- [WHAT THE EXERCISE ASKS]
Copy out each line below in which the string "name" appears.

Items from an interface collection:
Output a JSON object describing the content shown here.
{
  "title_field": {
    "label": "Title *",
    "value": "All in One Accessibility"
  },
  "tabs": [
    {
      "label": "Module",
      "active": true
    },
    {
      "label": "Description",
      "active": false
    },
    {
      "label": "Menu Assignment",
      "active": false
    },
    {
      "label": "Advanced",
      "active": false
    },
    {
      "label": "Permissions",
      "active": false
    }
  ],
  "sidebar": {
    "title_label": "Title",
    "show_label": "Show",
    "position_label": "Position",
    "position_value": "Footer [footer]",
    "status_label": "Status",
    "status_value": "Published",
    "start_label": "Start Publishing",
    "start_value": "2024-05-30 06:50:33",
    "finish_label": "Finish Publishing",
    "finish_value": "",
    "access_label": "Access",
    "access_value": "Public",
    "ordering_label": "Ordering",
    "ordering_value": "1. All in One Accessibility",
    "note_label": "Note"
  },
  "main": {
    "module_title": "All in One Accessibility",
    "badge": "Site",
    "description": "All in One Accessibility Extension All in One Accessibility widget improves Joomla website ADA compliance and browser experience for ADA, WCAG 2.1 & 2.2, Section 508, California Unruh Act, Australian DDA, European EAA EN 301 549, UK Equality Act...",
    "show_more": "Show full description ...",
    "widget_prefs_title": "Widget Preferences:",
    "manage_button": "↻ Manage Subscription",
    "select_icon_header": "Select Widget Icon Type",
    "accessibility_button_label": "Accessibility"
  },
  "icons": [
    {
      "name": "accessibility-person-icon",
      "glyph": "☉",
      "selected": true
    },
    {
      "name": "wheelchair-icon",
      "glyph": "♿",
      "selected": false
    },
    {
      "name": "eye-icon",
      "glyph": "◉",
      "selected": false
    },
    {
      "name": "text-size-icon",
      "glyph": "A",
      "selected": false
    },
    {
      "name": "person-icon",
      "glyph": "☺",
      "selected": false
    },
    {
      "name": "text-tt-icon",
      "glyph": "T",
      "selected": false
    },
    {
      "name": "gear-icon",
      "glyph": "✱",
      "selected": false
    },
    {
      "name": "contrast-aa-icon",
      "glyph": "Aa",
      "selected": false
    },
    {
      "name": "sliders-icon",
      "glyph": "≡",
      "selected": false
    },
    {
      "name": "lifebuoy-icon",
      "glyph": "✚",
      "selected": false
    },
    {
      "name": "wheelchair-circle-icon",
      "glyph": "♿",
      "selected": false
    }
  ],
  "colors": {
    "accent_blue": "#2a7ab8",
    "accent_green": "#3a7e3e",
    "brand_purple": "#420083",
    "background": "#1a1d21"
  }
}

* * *

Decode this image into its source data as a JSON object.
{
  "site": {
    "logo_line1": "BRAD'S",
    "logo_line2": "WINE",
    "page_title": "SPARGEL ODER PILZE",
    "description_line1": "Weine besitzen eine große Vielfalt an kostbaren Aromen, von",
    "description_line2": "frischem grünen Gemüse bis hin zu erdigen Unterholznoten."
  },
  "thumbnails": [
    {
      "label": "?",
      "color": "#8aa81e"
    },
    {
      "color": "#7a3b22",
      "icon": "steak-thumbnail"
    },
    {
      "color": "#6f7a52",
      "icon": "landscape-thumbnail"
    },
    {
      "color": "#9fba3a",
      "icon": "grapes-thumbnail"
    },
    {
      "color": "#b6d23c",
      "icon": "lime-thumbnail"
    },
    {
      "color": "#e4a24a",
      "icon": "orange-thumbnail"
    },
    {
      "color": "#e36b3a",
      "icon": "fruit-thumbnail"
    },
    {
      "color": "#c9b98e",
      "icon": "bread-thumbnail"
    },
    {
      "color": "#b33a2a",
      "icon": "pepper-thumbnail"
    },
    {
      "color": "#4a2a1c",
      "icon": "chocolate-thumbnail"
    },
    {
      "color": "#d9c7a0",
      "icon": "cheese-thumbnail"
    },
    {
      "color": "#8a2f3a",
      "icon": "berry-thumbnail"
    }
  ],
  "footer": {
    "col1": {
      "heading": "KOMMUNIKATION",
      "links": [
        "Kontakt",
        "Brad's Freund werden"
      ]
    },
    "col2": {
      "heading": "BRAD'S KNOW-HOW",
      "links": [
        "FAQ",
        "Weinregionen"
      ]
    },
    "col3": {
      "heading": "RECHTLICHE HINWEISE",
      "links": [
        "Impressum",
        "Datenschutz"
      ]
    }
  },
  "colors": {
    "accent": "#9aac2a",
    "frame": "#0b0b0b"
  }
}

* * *

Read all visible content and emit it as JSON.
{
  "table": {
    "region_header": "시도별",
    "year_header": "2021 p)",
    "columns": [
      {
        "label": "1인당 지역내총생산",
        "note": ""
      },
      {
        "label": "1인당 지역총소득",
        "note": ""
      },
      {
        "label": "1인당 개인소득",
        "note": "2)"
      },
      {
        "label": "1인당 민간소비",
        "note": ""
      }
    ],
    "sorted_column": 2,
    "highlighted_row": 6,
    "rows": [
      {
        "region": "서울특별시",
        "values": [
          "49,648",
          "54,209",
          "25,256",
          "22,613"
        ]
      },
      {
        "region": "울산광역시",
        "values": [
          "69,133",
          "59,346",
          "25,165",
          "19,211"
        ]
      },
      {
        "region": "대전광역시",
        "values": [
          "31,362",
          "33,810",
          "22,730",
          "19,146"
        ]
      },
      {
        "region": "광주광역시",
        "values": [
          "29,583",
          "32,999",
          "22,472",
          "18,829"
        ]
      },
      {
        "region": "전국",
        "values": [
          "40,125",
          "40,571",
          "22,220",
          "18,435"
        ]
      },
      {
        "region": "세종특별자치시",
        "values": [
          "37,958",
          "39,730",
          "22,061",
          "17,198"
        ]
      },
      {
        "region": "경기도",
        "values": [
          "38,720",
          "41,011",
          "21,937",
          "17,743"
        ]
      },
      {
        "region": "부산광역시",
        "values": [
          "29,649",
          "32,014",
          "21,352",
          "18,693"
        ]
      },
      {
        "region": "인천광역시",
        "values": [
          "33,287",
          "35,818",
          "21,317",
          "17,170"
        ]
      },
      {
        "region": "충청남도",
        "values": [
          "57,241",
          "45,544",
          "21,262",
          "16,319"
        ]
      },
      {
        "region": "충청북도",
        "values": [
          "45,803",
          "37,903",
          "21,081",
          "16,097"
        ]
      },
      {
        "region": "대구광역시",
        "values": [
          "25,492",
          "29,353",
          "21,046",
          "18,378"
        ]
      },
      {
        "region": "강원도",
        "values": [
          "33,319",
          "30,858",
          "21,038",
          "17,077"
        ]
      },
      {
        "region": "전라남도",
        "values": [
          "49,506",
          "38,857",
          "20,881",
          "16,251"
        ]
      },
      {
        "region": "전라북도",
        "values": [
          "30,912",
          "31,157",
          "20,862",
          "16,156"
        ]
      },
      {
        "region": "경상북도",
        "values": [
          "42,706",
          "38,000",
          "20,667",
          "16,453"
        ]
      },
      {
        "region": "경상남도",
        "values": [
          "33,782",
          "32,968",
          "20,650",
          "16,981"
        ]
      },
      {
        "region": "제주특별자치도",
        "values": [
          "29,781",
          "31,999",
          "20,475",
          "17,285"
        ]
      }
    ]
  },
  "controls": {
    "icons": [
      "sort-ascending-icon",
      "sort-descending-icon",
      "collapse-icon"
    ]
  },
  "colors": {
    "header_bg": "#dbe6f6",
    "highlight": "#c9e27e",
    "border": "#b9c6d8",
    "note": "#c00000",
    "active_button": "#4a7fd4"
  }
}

- [EXERCISE SOLUTION]
      "name": "accessibility-person-icon",
      "name": "wheelchair-icon",
      "name": "eye-icon",
      "name": "text-size-icon",
      "name": "person-icon",
      "name": "text-tt-icon",
      "name": "gear-icon",
      "name": "contrast-aa-icon",
      "name": "sliders-icon",
      "name": "lifebuoy-icon",
      "name": "wheelchair-circle-icon",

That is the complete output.